Exercise directions:
Report every line in the records below that holds the word "state".

Data extracts:
──────────

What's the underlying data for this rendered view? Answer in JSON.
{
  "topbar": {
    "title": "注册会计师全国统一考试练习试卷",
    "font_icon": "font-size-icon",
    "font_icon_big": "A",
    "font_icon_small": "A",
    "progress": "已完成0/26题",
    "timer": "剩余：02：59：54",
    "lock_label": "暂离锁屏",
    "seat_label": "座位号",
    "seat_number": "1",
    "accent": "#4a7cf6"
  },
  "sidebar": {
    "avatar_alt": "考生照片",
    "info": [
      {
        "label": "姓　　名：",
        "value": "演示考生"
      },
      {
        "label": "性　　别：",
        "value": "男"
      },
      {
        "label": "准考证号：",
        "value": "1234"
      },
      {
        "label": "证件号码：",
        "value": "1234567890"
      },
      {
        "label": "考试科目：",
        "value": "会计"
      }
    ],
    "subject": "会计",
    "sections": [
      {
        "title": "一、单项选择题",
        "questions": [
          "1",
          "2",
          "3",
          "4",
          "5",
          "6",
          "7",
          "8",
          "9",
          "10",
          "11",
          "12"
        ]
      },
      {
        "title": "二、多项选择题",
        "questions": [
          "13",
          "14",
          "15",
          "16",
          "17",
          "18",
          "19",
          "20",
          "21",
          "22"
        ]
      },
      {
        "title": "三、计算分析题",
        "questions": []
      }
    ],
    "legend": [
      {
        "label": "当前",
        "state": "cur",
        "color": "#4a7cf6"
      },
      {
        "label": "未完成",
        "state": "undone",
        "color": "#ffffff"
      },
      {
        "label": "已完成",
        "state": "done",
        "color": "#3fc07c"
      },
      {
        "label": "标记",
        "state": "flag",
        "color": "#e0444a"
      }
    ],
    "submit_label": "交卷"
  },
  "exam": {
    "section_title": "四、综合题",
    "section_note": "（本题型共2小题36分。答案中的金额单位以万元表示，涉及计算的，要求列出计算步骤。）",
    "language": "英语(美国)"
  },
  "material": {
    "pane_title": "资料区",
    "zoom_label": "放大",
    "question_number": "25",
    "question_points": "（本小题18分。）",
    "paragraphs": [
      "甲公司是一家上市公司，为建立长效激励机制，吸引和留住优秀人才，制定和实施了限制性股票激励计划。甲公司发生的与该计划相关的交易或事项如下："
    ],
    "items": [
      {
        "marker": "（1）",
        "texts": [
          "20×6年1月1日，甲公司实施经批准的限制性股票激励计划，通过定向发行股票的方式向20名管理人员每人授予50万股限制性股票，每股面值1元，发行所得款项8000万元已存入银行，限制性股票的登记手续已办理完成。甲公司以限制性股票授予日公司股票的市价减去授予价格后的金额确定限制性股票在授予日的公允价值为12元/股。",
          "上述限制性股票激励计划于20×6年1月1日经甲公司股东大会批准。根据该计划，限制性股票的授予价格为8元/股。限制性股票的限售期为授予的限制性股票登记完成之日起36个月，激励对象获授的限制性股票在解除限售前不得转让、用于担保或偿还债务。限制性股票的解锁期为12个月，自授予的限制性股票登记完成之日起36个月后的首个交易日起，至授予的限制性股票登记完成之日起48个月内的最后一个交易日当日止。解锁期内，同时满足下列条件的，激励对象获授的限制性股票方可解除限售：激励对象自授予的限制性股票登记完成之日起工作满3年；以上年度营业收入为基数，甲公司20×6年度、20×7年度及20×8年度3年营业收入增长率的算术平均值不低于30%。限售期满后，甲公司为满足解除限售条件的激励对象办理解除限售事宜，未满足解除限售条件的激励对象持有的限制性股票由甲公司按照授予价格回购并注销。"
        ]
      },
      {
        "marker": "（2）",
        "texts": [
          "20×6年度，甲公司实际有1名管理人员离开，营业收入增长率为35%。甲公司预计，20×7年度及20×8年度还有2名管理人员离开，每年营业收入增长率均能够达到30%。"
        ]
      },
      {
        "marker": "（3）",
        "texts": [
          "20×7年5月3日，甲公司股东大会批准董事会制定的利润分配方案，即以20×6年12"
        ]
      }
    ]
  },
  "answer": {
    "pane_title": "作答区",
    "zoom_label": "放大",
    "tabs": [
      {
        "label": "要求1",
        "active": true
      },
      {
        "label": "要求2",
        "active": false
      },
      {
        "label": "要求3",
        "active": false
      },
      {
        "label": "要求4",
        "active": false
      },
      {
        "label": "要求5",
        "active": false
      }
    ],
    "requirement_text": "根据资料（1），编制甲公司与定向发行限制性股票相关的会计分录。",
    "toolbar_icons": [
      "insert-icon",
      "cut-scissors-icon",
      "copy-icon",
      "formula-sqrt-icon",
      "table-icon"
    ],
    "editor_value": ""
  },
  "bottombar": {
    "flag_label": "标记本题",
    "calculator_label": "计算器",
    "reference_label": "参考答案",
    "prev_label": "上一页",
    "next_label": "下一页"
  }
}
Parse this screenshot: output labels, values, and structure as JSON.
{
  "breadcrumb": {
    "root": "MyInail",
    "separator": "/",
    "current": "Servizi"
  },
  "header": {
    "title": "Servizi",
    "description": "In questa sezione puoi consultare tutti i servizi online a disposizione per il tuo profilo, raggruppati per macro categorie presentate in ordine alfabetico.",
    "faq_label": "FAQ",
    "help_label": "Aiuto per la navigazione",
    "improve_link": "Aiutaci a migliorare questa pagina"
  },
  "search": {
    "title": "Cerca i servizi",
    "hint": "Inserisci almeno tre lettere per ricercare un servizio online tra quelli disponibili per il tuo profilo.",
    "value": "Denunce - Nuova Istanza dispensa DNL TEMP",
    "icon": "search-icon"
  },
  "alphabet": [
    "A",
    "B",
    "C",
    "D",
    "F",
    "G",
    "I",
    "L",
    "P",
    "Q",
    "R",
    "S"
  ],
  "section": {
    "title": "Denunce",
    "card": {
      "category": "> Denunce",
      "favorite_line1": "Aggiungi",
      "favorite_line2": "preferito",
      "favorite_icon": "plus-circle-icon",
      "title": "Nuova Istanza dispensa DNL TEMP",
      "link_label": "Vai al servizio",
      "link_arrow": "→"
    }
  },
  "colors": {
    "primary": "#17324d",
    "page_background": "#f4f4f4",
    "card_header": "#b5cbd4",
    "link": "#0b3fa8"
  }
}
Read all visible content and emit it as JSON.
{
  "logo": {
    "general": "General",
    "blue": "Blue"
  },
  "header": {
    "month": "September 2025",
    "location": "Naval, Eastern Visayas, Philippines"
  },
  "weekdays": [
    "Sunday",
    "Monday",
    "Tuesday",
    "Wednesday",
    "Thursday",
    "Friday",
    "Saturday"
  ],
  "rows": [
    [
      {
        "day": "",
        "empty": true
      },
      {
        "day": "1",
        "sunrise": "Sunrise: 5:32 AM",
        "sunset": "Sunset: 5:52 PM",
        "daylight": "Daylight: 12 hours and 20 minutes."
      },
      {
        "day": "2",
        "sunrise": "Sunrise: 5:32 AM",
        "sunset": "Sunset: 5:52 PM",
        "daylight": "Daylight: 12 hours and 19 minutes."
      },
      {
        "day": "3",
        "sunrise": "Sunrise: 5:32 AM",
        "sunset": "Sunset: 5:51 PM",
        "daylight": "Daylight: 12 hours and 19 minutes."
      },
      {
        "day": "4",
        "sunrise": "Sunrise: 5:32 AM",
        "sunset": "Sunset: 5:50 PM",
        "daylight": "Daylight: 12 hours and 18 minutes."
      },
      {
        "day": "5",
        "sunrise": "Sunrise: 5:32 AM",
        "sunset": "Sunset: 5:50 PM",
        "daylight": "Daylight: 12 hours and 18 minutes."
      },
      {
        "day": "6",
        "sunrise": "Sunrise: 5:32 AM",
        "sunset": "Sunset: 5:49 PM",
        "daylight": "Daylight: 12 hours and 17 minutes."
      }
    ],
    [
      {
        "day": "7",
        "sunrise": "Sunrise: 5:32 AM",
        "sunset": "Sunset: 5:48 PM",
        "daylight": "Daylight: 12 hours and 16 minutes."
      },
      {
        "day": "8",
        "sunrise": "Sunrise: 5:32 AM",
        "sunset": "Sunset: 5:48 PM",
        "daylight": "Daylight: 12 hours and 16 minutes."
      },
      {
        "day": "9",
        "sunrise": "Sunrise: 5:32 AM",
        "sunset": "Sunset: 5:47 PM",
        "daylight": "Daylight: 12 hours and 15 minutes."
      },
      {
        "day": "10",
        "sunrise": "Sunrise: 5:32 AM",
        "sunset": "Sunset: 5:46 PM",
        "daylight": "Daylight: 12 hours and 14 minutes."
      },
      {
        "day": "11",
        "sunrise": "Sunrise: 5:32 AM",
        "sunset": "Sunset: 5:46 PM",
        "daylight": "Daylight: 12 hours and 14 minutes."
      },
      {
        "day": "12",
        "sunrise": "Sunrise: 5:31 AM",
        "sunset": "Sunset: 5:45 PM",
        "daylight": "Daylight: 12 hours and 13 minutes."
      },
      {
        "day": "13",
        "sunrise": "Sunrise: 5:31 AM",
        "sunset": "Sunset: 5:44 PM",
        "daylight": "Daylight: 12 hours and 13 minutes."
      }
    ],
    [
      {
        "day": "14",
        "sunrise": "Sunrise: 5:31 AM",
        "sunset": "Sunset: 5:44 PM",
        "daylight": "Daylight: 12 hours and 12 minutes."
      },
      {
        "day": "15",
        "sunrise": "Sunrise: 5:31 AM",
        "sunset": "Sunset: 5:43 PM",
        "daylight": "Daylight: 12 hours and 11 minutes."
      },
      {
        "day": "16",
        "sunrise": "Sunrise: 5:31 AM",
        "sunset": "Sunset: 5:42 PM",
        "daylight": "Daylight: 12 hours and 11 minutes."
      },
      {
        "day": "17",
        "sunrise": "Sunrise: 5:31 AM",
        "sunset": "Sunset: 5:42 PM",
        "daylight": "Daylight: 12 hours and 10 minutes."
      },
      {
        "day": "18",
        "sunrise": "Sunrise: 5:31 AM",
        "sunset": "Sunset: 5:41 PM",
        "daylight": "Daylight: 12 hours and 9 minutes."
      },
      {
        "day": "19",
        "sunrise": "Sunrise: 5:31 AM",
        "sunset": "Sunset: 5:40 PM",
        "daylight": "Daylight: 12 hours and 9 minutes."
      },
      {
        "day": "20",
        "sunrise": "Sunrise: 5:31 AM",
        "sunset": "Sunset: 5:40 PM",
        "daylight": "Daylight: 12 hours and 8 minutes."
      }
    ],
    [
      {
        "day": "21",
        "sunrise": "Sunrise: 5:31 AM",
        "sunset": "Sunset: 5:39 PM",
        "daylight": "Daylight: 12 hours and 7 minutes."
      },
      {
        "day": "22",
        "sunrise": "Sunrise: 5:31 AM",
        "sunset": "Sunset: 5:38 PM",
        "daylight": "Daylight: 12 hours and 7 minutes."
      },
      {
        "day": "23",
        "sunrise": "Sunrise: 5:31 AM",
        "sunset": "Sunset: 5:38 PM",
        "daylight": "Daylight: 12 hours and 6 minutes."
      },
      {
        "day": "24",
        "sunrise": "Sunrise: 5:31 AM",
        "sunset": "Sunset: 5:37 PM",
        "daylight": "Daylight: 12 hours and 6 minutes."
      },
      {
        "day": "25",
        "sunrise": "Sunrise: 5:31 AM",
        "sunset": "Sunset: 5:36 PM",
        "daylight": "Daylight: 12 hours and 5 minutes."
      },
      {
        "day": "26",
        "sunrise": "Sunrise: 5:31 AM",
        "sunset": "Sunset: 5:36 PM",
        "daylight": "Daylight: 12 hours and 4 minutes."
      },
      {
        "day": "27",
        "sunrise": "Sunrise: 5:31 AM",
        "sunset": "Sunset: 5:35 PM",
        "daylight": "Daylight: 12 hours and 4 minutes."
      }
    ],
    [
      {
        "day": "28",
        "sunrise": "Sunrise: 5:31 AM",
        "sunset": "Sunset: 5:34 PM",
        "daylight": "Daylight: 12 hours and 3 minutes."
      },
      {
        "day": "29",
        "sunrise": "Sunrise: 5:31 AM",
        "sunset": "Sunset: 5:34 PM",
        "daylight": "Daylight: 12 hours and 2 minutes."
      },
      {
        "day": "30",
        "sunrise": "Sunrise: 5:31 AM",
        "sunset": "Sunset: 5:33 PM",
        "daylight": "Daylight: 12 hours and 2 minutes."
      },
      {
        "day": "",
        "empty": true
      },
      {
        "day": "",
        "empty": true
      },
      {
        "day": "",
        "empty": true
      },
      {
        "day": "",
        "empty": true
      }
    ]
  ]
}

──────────

Exercise output:
        "state": "cur",
        "state": "undone",
        "state": "done",
        "state": "flag",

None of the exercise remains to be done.